To build the application:


cd project_root/assurance
mvn clean package -Pdevelopment


cd project_root\assurance
mvn clean package -Pdevelopment-windows

To run the unit tests:


cd project_root/assurance
mvn clean test -Pdevelopment


cd project_root\assurance
mvn clean test -Pdevelopment-windows

To package the application for internal release:


cd project_root/assurance
mvn clean package -Pintrelease


cd project_root\assurance
mvn clean package -Pintrelease-windows

To package the application for release:


cd project_root/assurance
mvn clean package -Prelease


cd project_root\assurance
mvn clean package -Prelease-windows


Assurance was developed using Spring Tool Suite 3.6.1. Project files for the IDE are included with the distribution.


Assurance includes a modified version of the


class from the iBATIS Apache project.

Why a Digital Generalists Product?

Digital Generalists serves as the primary way I deliver products to the world. For full products, I want Digital Generalists to hold the copyright and serve as the primary entity releasing the software to the world.

The fact that Digital Generalists, rather than me personally, is the entity releasing the product, doesn’t affect or impact how you can use the software.  As long as you abide the attached software license, you can use the product and source as you wish.

Migrating Outlook Messages from One Install to Another by Hand without an Archive

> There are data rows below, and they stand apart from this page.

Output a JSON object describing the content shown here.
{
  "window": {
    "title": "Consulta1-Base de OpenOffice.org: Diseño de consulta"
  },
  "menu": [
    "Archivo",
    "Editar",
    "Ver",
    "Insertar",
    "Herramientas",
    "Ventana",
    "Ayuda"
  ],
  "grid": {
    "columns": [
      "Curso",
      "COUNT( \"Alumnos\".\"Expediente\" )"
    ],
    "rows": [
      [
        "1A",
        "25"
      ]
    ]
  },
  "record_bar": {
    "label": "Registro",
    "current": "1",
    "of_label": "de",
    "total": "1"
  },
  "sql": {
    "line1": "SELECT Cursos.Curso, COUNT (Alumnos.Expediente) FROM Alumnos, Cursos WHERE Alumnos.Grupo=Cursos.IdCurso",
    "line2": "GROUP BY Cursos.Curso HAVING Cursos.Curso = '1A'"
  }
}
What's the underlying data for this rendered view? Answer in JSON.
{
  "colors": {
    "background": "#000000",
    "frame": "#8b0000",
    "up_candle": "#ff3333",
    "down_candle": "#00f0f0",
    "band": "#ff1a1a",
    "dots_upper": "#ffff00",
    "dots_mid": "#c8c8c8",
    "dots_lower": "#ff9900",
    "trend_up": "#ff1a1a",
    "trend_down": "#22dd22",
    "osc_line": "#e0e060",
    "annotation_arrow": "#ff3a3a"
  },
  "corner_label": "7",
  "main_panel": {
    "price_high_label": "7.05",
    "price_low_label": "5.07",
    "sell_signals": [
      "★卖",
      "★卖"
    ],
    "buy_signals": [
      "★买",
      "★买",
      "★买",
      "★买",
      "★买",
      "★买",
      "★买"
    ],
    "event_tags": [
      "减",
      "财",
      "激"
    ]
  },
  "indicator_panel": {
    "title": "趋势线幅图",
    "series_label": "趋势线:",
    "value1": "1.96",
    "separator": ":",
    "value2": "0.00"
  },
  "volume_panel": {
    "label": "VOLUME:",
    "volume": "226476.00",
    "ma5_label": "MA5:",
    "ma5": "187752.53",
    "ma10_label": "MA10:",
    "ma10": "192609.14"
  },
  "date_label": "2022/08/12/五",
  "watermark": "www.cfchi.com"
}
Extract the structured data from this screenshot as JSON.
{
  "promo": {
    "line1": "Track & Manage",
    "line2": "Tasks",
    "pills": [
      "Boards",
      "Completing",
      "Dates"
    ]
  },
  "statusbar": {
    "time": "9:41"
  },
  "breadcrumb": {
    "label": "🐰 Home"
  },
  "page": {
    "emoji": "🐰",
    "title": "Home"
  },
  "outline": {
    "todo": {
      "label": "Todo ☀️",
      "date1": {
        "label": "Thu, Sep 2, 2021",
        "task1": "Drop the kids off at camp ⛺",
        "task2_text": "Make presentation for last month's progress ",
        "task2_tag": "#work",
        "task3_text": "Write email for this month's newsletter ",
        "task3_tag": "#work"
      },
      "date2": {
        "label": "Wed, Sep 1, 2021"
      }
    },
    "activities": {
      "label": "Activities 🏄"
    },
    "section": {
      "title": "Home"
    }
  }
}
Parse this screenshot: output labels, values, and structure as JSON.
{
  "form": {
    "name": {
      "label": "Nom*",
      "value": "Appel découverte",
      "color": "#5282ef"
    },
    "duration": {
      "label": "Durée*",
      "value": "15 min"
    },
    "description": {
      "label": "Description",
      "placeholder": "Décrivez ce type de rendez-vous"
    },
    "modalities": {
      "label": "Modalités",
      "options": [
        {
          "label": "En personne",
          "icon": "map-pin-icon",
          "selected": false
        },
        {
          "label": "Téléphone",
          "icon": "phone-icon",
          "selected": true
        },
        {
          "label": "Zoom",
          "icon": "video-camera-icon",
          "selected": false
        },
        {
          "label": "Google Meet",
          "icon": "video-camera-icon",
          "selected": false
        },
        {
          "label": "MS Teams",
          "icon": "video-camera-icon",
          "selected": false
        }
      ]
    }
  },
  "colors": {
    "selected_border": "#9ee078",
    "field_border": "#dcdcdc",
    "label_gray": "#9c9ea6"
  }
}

My computer recently crashed at work, which always makes for a very bad day.  Thankfully, I had backups of everything I needed.  Getting back on my feet should have been a matter of simply restoring everything once I had a new machine in-hand.

Everything went smoothly when restoring the backups to the new machine except restoring my local Outlook data.  I was running Office 2011 and hadn’t created an archive.  I assumed restoring the old data would just be a matter of setting the active identity of Outlook to the backup of the old computer’s Outlook identity using the Microsoft Database Utility.  However, the tool kept error-ing, saying the old identity was corrupt.

From what I could tell, my company’s IT department had installed a newer patch version of Office 2011 than the one I had on the old machine and the identity structure was no longer completely compatible.  It was also possible that my previous Office identity was indeed corrupt.  Either way, I thought I had completely lost all of my saved email.

However, I was able to pull the old email backup into the new Outlook identity by hand.  Here’s how I did it.

Disclaimer:  The following steps are not for the faint of heart. You could completely break your Office installation and/or lose data if you aren’t careful or don’t understand what you are doing. I take no responsibility if this doesn’t work well for you. Proceed with caution.

All I needed to do was:

  1. Create a new identity (happens automatically when you first start Outlook).
  2. Find the new identity’s directory under the Microsoft User Data directory in the Documents folder.
  3. Find the old identity’s directory under the Microsoft User Data directory in the backup directory.
  4. Make a new backup of the new identity’s directory just in case something goes sideways.
  5. Copy all of the email-related directories from the old identity’s directory to the new identity’s directory, replacing the existing versions of those directories.
  6. Open Outlook and verify that all of the old email messages are there.

I had to iterate on this process a few times, restoring from the new identity backup and excluding directories that appeared to cause Outlook to crash from those I copied to the new identity, until the email backup loaded in Outlook.  In my situation, the directories related to email attachments were causing Outlook to crash, so I had to settle with not copying those directories over and live with the fact that old attachments were lost.

This is not an ideal solution and a pretty brute-force approach for recovering data, but it got 90% of what I needed accomplished in less than 30 minutes.  That is certainly better than the alternative of losing all of my email simply because I didn’t export an archive.